→ Task material
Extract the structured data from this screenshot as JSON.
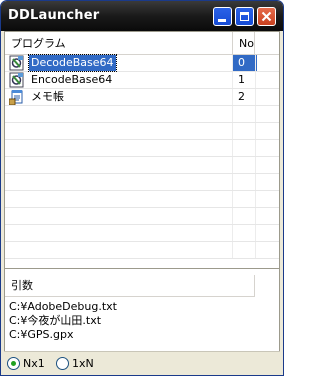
{
  "window": {
    "title": "DDLauncher"
  },
  "list": {
    "columns": [
      "プログラム",
      "No"
    ],
    "rows": [
      {
        "name": "DecodeBase64",
        "no": "0",
        "selected": true,
        "icon": "app-icon"
      },
      {
        "name": "EncodeBase64",
        "no": "1",
        "selected": false,
        "icon": "app-icon"
      },
      {
        "name": "メモ帳",
        "no": "2",
        "selected": false,
        "icon": "notepad-icon"
      }
    ]
  },
  "args": {
    "header": "引数",
    "items": [
      "C:¥AdobeDebug.txt",
      "C:¥今夜が山田.txt",
      "C:¥GPS.gpx"
    ]
  },
  "radios": [
    {
      "label": "Nx1",
      "checked": true
    },
    {
      "label": "1xN",
      "checked": false
    }
  ],
  "colors": {
    "selection": "#316ac5",
    "title_bg": "#1a1a1a",
    "close": "#c8401e"
  }
}
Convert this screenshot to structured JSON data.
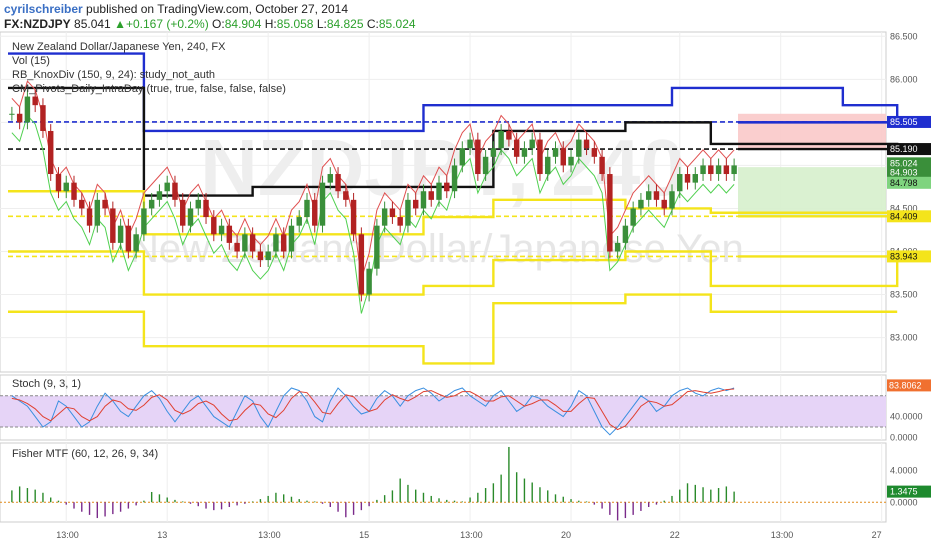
{
  "header": {
    "author": "cyrilschreiber",
    "published": " published on TradingView.com, October 27, 2014",
    "symbol": "FX:NZDJPY",
    "last": "85.041",
    "change_arrow": "▲",
    "change": "+0.167 (+0.2%)",
    "open_label": "O:",
    "open": "84.904",
    "high_label": "H:",
    "high": "85.058",
    "low_label": "L:",
    "low": "84.825",
    "close_label": "C:",
    "close": "85.024"
  },
  "colors": {
    "up": "#3a8f3a",
    "down": "#b22222",
    "pivot_r": "#1f2ecf",
    "pivot_p": "#111111",
    "pivot_s": "#f4e41b",
    "stoch_k": "#3a8fe0",
    "stoch_d": "#e04030",
    "stoch_band": "#e6d4f7",
    "fisher": "#2a8a2a",
    "fisher_neg": "#7a2a8a",
    "fisher_zero": "#e08a1a",
    "zone_red": "#f9c9c9",
    "zone_green": "#d6f0cc"
  },
  "chart_data": [
    {
      "type": "candlestick",
      "title": "New Zealand Dollar/Japanese Yen, 240, FX",
      "watermark_symbol": "NZDJPY, 240",
      "watermark_name": "New Zealand Dollar/Japanese Yen",
      "indicators": [
        "Vol (15)",
        "RB_KnoxDiv (150, 9, 24): study_not_auth",
        "CM_Pivots_Daily_IntraDay (true, true, false, false, false)"
      ],
      "ylim": [
        82.6,
        86.55
      ],
      "yticks": [
        "86.500",
        "86.000",
        "85.500",
        "85.000",
        "84.500",
        "84.000",
        "83.500",
        "83.000"
      ],
      "ytick_values": [
        86.5,
        86.0,
        85.5,
        85.0,
        84.5,
        84.0,
        83.5,
        83.0
      ],
      "xticks": [
        "13:00",
        "13",
        "13:00",
        "15",
        "13:00",
        "20",
        "22",
        "13:00",
        "27"
      ],
      "xtick_bars": [
        7,
        20,
        33,
        46,
        59,
        72,
        86,
        99,
        112
      ],
      "price_tags": [
        {
          "label": "85.505",
          "value": 85.505,
          "bg": "#1f2ecf",
          "fg": "#ffffff"
        },
        {
          "label": "85.190",
          "value": 85.19,
          "bg": "#111111",
          "fg": "#ffffff"
        },
        {
          "label": "85.024",
          "value": 85.024,
          "bg": "#3a8f3a",
          "fg": "#ffffff"
        },
        {
          "label": "84.903",
          "value": 84.92,
          "bg": "#3a8f3a",
          "fg": "#ffffff"
        },
        {
          "label": "84.798",
          "value": 84.798,
          "bg": "#7fd47f",
          "fg": "#111111"
        },
        {
          "label": "84.409",
          "value": 84.409,
          "bg": "#f4e41b",
          "fg": "#111111"
        },
        {
          "label": "83.943",
          "value": 83.943,
          "bg": "#f4e41b",
          "fg": "#111111"
        }
      ],
      "closes": [
        85.6,
        85.5,
        85.8,
        85.7,
        85.4,
        84.9,
        84.7,
        84.8,
        84.6,
        84.5,
        84.3,
        84.6,
        84.5,
        84.1,
        84.3,
        84.0,
        84.2,
        84.5,
        84.6,
        84.7,
        84.8,
        84.6,
        84.3,
        84.5,
        84.6,
        84.4,
        84.2,
        84.3,
        84.1,
        84.0,
        84.2,
        84.0,
        83.9,
        84.0,
        84.2,
        84.0,
        84.3,
        84.4,
        84.6,
        84.3,
        84.8,
        84.9,
        84.7,
        84.6,
        84.2,
        83.5,
        83.8,
        84.3,
        84.5,
        84.4,
        84.3,
        84.6,
        84.5,
        84.7,
        84.6,
        84.8,
        84.7,
        85.0,
        85.2,
        85.3,
        84.9,
        85.1,
        85.2,
        85.4,
        85.3,
        85.1,
        85.2,
        85.3,
        84.9,
        85.1,
        85.2,
        85.0,
        85.1,
        85.3,
        85.2,
        85.1,
        84.9,
        84.0,
        84.1,
        84.3,
        84.5,
        84.6,
        84.7,
        84.6,
        84.5,
        84.7,
        84.9,
        84.8,
        84.9,
        85.0,
        84.9,
        85.0,
        84.9,
        85.0
      ],
      "pivot_lines": [
        {
          "name": "R1",
          "style": "solid",
          "color": "#1f2ecf",
          "steps": [
            [
              0,
              86.3
            ],
            [
              17,
              85.4
            ],
            [
              31,
              85.4
            ],
            [
              53,
              85.7
            ],
            [
              73,
              85.7
            ],
            [
              85,
              85.9
            ],
            [
              107,
              85.7
            ],
            [
              114,
              85.5
            ]
          ]
        },
        {
          "name": "R1 dashed",
          "style": "dashed",
          "color": "#1f2ecf",
          "steps": [
            [
              0,
              85.505
            ],
            [
              114,
              85.505
            ]
          ]
        },
        {
          "name": "P",
          "style": "solid",
          "color": "#111111",
          "steps": [
            [
              0,
              85.9
            ],
            [
              17,
              84.65
            ],
            [
              31,
              84.75
            ],
            [
              53,
              84.75
            ],
            [
              62,
              85.4
            ],
            [
              73,
              85.4
            ],
            [
              79,
              85.5
            ],
            [
              90,
              85.25
            ],
            [
              107,
              85.25
            ],
            [
              114,
              85.19
            ]
          ]
        },
        {
          "name": "P dashed",
          "style": "dashed",
          "color": "#111111",
          "steps": [
            [
              0,
              85.19
            ],
            [
              114,
              85.19
            ]
          ]
        },
        {
          "name": "S1",
          "style": "solid",
          "color": "#f4e41b",
          "steps": [
            [
              0,
              84.7
            ],
            [
              17,
              84.2
            ],
            [
              31,
              84.2
            ],
            [
              53,
              84.4
            ],
            [
              62,
              84.6
            ],
            [
              73,
              84.6
            ],
            [
              79,
              84.5
            ],
            [
              90,
              84.45
            ],
            [
              107,
              84.45
            ],
            [
              114,
              84.409
            ]
          ]
        },
        {
          "name": "S1 dashed",
          "style": "dashed",
          "color": "#f4e41b",
          "steps": [
            [
              0,
              84.409
            ],
            [
              114,
              84.409
            ]
          ]
        },
        {
          "name": "S2",
          "style": "solid",
          "color": "#f4e41b",
          "steps": [
            [
              0,
              84.0
            ],
            [
              17,
              83.5
            ],
            [
              31,
              83.5
            ],
            [
              53,
              83.6
            ],
            [
              62,
              83.9
            ],
            [
              73,
              83.9
            ],
            [
              79,
              84.0
            ],
            [
              90,
              83.6
            ],
            [
              107,
              83.6
            ],
            [
              114,
              83.943
            ]
          ]
        },
        {
          "name": "S2 dashed",
          "style": "dashed",
          "color": "#f4e41b",
          "steps": [
            [
              0,
              83.943
            ],
            [
              114,
              83.943
            ]
          ]
        },
        {
          "name": "S3",
          "style": "solid",
          "color": "#f4e41b",
          "steps": [
            [
              0,
              83.3
            ],
            [
              17,
              82.9
            ],
            [
              31,
              82.9
            ],
            [
              53,
              82.7
            ],
            [
              62,
              83.4
            ],
            [
              73,
              83.4
            ],
            [
              79,
              83.5
            ],
            [
              90,
              83.3
            ],
            [
              107,
              83.3
            ],
            [
              114,
              83.3
            ]
          ]
        }
      ]
    },
    {
      "type": "line",
      "title": "Stoch (9, 3, 1)",
      "ylim": [
        -5,
        120
      ],
      "yticks": [
        "40.0000",
        "0.0000"
      ],
      "ytick_values": [
        40,
        0
      ],
      "band": [
        20,
        80
      ],
      "tag": {
        "label": "83.8062",
        "value": 83.8062
      },
      "series": [
        {
          "name": "%K",
          "values": [
            80,
            70,
            60,
            40,
            20,
            30,
            70,
            60,
            40,
            20,
            30,
            60,
            85,
            70,
            50,
            40,
            60,
            80,
            90,
            75,
            50,
            30,
            50,
            70,
            80,
            60,
            40,
            30,
            20,
            50,
            80,
            70,
            40,
            20,
            50,
            80,
            95,
            90,
            70,
            40,
            30,
            70,
            95,
            80,
            60,
            45,
            50,
            75,
            90,
            80,
            60,
            80,
            90,
            95,
            85,
            70,
            80,
            90,
            95,
            80,
            70,
            60,
            80,
            90,
            70,
            50,
            60,
            80,
            75,
            60,
            50,
            40,
            60,
            90,
            80,
            50,
            20,
            5,
            20,
            40,
            60,
            80,
            70,
            50,
            60,
            80,
            90,
            95,
            85,
            80,
            90,
            95,
            90,
            95
          ]
        },
        {
          "name": "%D",
          "values": [
            75,
            72,
            65,
            55,
            40,
            32,
            45,
            58,
            55,
            40,
            32,
            40,
            60,
            72,
            68,
            55,
            52,
            62,
            77,
            82,
            72,
            52,
            45,
            52,
            65,
            70,
            62,
            45,
            32,
            35,
            52,
            65,
            62,
            45,
            38,
            52,
            75,
            88,
            86,
            68,
            48,
            45,
            65,
            82,
            78,
            62,
            50,
            55,
            72,
            82,
            75,
            70,
            78,
            88,
            90,
            83,
            77,
            80,
            88,
            88,
            80,
            70,
            70,
            78,
            80,
            70,
            60,
            65,
            72,
            72,
            62,
            50,
            50,
            65,
            77,
            75,
            50,
            25,
            15,
            22,
            40,
            60,
            70,
            67,
            60,
            63,
            75,
            88,
            90,
            87,
            85,
            88,
            92,
            93
          ]
        }
      ]
    },
    {
      "type": "bar",
      "title": "Fisher MTF (60, 12, 26, 9, 34)",
      "ylim": [
        -2.5,
        7.5
      ],
      "yticks": [
        "4.0000",
        "0.0000"
      ],
      "ytick_values": [
        4,
        0
      ],
      "tag": {
        "label": "1.3475",
        "value": 1.3475
      },
      "values": [
        1.5,
        2.0,
        1.8,
        1.6,
        1.2,
        0.6,
        0.2,
        -0.3,
        -0.8,
        -1.2,
        -1.6,
        -2.0,
        -1.8,
        -1.5,
        -1.2,
        -0.8,
        -0.4,
        0.2,
        1.3,
        1.0,
        0.6,
        0.3,
        0.1,
        -0.2,
        -0.5,
        -0.8,
        -1.0,
        -0.9,
        -0.6,
        -0.4,
        -0.2,
        0.1,
        0.4,
        0.8,
        1.2,
        1.0,
        0.7,
        0.4,
        0.2,
        0.1,
        -0.2,
        -0.6,
        -1.2,
        -1.9,
        -1.6,
        -1.0,
        -0.5,
        0.3,
        0.9,
        1.5,
        3.0,
        2.2,
        1.6,
        1.2,
        0.8,
        0.5,
        0.3,
        0.2,
        0.1,
        0.6,
        1.2,
        1.8,
        2.4,
        3.5,
        7.0,
        3.8,
        3.0,
        2.5,
        1.9,
        1.5,
        1.0,
        0.7,
        0.4,
        0.2,
        0.1,
        -0.3,
        -0.8,
        -1.6,
        -2.3,
        -2.0,
        -1.6,
        -1.1,
        -0.6,
        -0.3,
        0.2,
        0.8,
        1.6,
        2.4,
        2.2,
        1.9,
        1.6,
        1.8,
        2.0,
        1.3475
      ]
    }
  ]
}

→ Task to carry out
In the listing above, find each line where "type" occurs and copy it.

→ Solution to this task
      "type": "candlestick",
      "type": "line",
      "type": "bar",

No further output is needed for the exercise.